On our way to Tanzania to meet our customers, Amanda and I had a couple of days in Amsterdam to get acclimated to the time zone change and have a little bit of fun. When one goes to Amsterdam, you need to make sure you eat two things, a Herring Sandwich at Stubbe’s Haring a few blocks from the central station and the little pancake-like poffertjes at De Vier Pilaren.
The music in the video can be found via a search on the YouTube Audio Library. Its a great resource for some high-quality music to make your videos come alive.
The San Tribe in Namibia is similar to the Hadzabe Tribe we visited in Tanzania. Though the Hadza’s are still a nomadic tribe, the San are no longer and have been forced to stay in one place to allow their children to get an education.
Recording a song like this comes with challenges, “My music was unlike anything they’d heard before, and they’d never seen an electric guitar or piano before.” Charlie said in an interview.
“I started playing a song in return called Emily off my last solo record, it’s quite slow, like a ballad. “Some of the men in the tribe started crying. It was just the most touching experience, and I was blown away by it. They all came up and hugged me.”
Singing in the Rainforest
Charlie was there to take part in a new television series titled, Singing in the Rainforest, taking singers to meet remote tribes and exposing them to music they have never heard before.
Working with the San, Charlie spent a week to create a song that combined both modern and ancient musical styles. The San don’t use music as a form of entertainment, but as a way to communicate with their ancestors.
Some may think this experiment could have an adverse effect, but as you watch the video, I think you’ll see the joy and warmth the San felt as they performed.
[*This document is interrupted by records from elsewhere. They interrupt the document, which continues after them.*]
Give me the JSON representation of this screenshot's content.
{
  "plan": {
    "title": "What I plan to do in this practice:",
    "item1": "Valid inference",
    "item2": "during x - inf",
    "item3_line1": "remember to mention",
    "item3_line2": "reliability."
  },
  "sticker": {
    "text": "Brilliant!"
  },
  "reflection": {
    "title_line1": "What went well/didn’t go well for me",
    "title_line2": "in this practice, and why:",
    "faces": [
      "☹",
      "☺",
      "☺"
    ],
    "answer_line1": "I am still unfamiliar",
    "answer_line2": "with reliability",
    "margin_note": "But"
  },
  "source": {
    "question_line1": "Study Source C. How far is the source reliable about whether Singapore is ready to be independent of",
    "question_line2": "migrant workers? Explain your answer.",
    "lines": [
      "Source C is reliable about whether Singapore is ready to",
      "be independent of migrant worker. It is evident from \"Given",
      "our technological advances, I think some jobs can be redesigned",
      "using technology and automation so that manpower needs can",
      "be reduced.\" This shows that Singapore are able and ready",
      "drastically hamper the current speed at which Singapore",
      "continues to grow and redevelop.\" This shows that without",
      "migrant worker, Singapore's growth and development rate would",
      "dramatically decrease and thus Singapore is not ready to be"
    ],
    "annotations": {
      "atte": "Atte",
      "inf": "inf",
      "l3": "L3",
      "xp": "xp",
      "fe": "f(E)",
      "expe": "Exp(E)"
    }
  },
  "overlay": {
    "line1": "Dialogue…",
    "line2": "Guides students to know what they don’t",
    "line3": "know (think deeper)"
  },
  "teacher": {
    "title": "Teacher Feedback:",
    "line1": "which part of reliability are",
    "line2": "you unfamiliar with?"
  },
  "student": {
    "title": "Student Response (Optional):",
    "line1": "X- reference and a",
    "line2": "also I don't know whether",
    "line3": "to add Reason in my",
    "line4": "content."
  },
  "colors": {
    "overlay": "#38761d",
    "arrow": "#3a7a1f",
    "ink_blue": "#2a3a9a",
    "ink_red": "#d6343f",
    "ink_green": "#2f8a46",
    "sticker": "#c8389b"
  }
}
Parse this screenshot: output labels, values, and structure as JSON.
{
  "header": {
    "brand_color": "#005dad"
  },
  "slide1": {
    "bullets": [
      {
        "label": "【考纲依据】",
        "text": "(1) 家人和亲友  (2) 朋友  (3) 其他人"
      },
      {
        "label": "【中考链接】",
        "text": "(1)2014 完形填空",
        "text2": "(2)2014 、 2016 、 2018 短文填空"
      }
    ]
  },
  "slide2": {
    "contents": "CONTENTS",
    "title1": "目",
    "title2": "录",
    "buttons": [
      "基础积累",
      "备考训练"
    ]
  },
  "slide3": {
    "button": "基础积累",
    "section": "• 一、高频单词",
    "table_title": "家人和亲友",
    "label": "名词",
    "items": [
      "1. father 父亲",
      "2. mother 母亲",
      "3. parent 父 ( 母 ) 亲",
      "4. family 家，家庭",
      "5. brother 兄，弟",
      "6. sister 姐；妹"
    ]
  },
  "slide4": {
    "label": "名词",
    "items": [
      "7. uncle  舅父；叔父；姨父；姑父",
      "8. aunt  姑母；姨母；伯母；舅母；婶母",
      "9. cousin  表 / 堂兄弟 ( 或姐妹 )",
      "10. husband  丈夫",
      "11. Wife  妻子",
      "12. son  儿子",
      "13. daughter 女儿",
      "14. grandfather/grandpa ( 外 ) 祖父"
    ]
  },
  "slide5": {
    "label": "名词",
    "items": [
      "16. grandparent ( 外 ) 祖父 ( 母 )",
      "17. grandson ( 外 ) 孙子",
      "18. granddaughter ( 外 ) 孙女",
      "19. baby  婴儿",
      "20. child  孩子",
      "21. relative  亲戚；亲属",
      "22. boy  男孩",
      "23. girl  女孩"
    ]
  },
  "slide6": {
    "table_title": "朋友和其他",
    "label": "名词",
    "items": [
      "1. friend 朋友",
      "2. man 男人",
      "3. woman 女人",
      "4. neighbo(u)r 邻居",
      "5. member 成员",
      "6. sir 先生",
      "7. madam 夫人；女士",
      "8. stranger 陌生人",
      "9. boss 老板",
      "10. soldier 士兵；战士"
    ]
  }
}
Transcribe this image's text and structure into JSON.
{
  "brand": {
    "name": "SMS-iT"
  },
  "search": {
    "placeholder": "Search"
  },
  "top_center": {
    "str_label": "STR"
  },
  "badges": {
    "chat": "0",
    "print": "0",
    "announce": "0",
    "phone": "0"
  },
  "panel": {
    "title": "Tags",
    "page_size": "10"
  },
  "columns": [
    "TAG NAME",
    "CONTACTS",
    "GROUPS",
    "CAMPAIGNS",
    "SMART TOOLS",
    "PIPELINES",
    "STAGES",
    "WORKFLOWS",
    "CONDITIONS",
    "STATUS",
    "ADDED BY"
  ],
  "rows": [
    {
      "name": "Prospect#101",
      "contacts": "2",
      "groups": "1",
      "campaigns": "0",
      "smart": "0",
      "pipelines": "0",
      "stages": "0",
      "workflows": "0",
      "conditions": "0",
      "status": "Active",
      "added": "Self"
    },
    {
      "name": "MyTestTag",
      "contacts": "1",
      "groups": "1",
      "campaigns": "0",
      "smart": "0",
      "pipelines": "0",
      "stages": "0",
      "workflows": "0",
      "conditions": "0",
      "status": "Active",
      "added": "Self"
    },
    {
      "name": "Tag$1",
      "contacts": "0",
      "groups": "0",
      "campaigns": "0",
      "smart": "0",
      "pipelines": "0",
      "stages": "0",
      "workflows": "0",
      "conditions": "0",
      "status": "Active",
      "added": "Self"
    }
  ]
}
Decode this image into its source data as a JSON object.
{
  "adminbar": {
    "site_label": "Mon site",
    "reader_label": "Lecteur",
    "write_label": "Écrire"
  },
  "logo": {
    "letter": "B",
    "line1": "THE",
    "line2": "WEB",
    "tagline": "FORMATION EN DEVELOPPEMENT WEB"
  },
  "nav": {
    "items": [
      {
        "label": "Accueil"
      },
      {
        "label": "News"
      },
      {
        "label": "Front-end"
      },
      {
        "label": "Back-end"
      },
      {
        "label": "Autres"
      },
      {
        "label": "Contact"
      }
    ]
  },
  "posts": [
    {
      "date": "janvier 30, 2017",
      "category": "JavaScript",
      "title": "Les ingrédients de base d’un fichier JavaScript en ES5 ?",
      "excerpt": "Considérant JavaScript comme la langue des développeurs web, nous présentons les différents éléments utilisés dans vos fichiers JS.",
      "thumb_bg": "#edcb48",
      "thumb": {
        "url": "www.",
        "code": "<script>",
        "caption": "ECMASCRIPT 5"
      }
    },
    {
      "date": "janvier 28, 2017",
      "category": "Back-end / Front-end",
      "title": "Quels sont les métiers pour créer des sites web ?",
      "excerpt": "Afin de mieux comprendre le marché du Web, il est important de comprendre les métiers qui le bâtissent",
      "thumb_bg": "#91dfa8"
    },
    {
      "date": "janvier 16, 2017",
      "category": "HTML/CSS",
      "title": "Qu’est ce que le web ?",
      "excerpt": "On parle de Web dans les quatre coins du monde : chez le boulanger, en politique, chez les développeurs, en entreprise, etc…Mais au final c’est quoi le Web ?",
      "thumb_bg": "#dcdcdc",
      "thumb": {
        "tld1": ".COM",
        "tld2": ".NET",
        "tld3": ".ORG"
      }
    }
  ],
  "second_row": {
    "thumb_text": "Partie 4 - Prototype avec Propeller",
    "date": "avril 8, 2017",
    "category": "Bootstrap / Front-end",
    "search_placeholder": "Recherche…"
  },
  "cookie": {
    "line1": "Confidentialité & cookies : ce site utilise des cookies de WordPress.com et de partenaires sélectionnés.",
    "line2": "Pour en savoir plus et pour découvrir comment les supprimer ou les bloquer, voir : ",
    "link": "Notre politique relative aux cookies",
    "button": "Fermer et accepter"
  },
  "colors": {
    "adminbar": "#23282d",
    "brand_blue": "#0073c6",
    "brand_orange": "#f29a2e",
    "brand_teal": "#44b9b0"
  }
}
A great reminder that music can be an incredible connection and bring us all together.